Kidney cancer is the 12th most prevalent cancer in the world and among the top 10 in America. However, detecting the disease in its earliest stages is not an easy task. Currently, people who are not at risk cannot be reliably tested for kidney cancer. Also, kidneys are located deep inside the body so they cannot be felt easily during physical exam. It doesn’t help that kidney cancers are often asymptomatic; they can grow undetected because they have little to no symptoms at all.

People must be aware of the risk factors associated with kidney cancer. This way, they can look out for the first signs of kidney trouble, seek professional help, and address the problem as early as possible.

Risk Factors

  • Certain genetic conditions such as Hippel-Lindau (VHL) disease
  • Family history of kidney cancer
  • Exposure to carcinogenic chemicals such as asbestos, benzene, and cadmium
  • Extended use of certain pain medications
  • Having advanced kidney disorder or long-term dialysis
  • High blood pressure
  • Lymphoma
  • Men are twice as likely to get kidney cancer than women
  • Obesity
  • Smoking

Symptoms of Kidney Cancer

  • Anemia
  • Blood in urine or hematuria. While it is the most common sign of kidney cancer, hematuria can be hard to detect. Sometimes, the amount of blood in urine is so small that it can only be ascertained by urinalysis. Hematuria can also be caused by other urinary diseases such as bladder infection cysts, inflammation, or kidney stones.
  • Fatigue or extreme tiredness
  • Prolonged fever not caused by infection, which sometimes lasts for weeks
  • Lower back pain that won’t go away. This symptom is usually experienced in the later stages of the disease, when the cancer has acquired significant mass. Anywhere from a dull ache to a stabbing pain can be felt on the area above the pelvis, below the ribs in the abdomen, or on one side of the flank.
  • Mass or lump in the abdomen
  • Swelling in the legs or ankles
  • Inexplicable weight or appetite loss

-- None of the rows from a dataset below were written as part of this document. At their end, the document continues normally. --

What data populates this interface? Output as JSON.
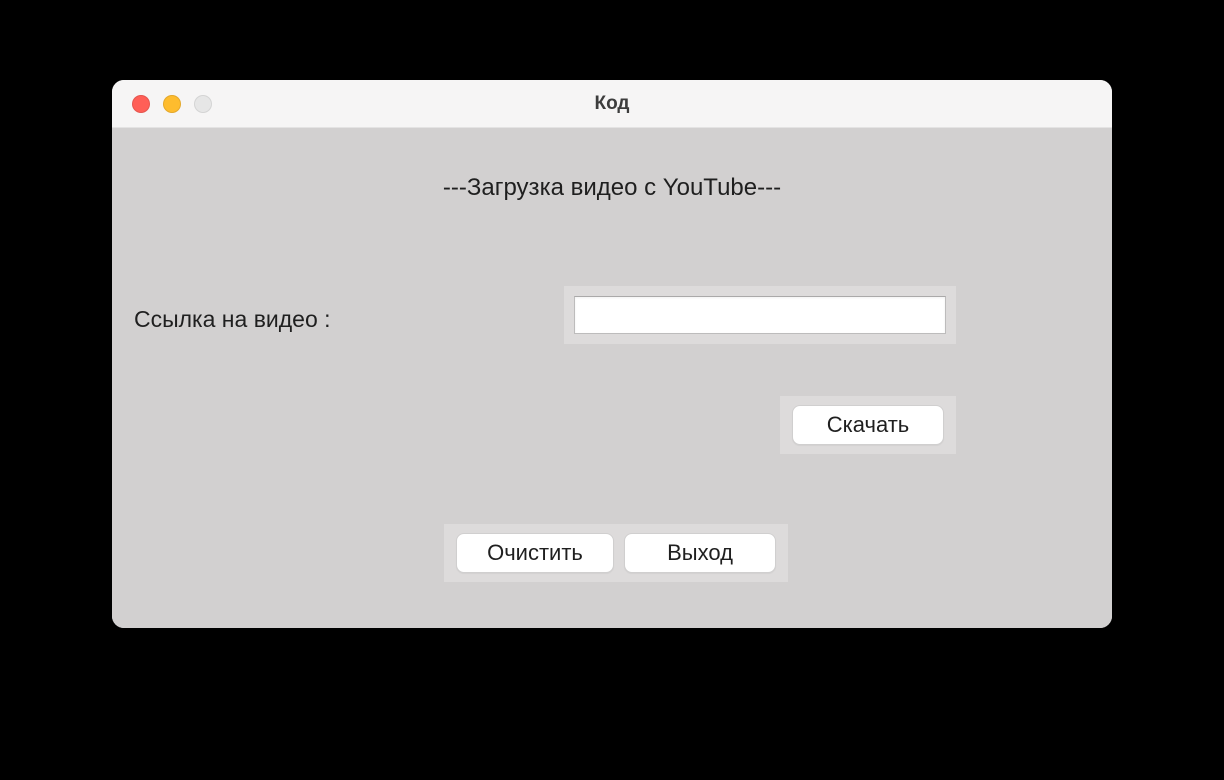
{
  "window": {
    "title": "Код"
  },
  "heading": "---Загрузка видео с YouTube---",
  "form": {
    "link_label": "Ссылка на видео :",
    "link_value": ""
  },
  "buttons": {
    "download": "Скачать",
    "clear": "Очистить",
    "exit": "Выход"
  }
}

The presence of any of these should prompt a visit to the doctor. Tests typically done to determine the cause of the above-mentioned symptoms include:

  • Urine test to detect the presence of blood in urine. About half of all patients with renal cell cancer have blood in their urine. If the patient has transitional cell carcinoma, a special test called urine cytology can sometimes point out the presence of the actual cancer cells in the sample.
  • Blood test to determine how the kidney is functioning and if it is healthy enough to efficiently filter waste in the blood.
  • Intravenous pyelogram (IVP) uses a dye that highlights tumors to the urinary tract. The abdomen is X-rayed to get a clear image of the tract and the dye.
  • Ultrasound is especially useful for detecting solid or fuel-filled tumors.
  • CT Scan combines the function of both IVP and ultrasound.
  • Magnetic resonance imaging (MRI) creates detained images of the body’s soft tissues.

See your urologist at the first sign of kidney trouble to make sure that your body’s bean-shaped filters are always in their best condition.